Meet Virginia!

Megan @ Meanwhile... said...

I'm going to bookmark this for future reference, thanks Jessica! There's no such thing as too much photo advice for this girl.

I passed a Sunshine Award on to you on my blog: http://meanwhileranchmt.blogspot.com/2010/04/i-won.html

Have a great day!

Elizabeth said...

I LOVE my 50mm lens - of course I paid a whole lot more for it because it's the 1.4

great tips!!

Unknown said...

Great advice! Thank you! I am getting ready to order a Canon Rebel Xsi and a 50mm 1.8 lens. So I am glad to hear you say that is a recommended lens too!

Paige Baker said...

WOW! I just found you via It's a Wonderful Life and LOVE your blog! you're so talented!
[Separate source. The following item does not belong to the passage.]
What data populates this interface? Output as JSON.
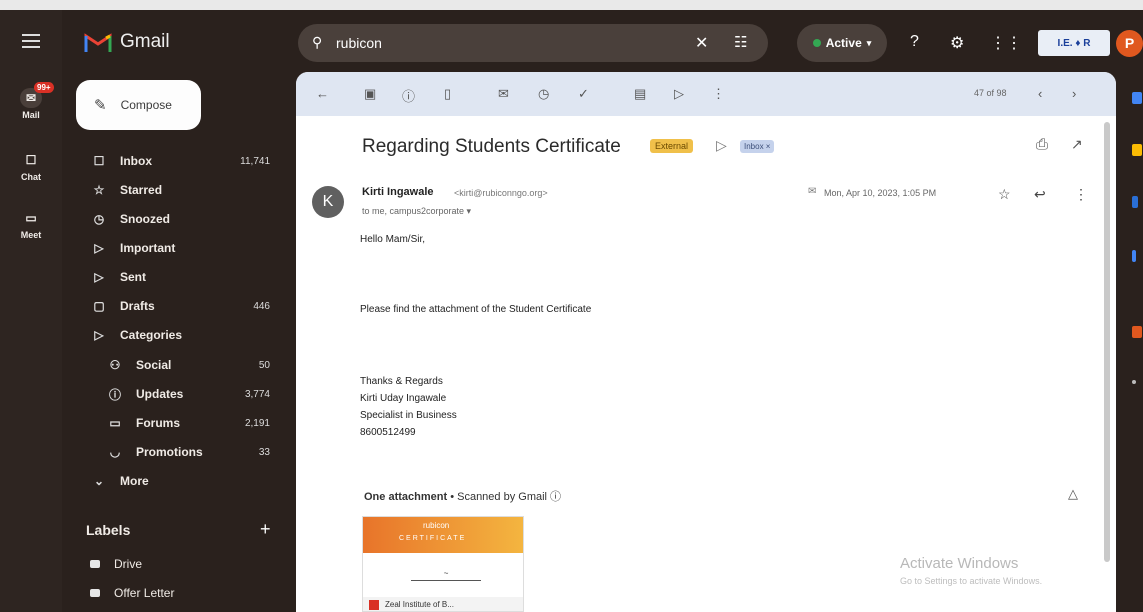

Unknown said...

Great tips! I just got a DSLR so I can use all of the help out there learning how to use it!

raveninthewolfden said...

Those tips really are great! Thanks for sharing. I need to keep up on my photography more, but haven't the time, so now im just a random photo shooter! Thanks for stopping by my blog, I;d love to have you as a follower! I am following your blog as well!

Yellow House said...

Wonderful tips! I bought my DSLR and have been improving slowly but surely. I love any help I can get and your photos are fabulous!

Alicia said...

I loved this post when you first posted it and I just came back to read it again. I was wondering what you mean by in camera metering. I have learned a lot more about my camera then I had before, but I am just not framiliar with this?

Jill said...

I found this post from NeverSawSuchAWoman and am thankful for the tips. Now I have to look up your terms in my camera manual, but hope to then be able to put them in action!

The Harkers said...

I have a Cannon Rebel T1i, can you tell me what lens I would need to get to make a blurry background like in the wedding photo you showed on this post? I am very beginner but want to get the "blurred background" look in my photo shoots with my kids. Thanks for your advice!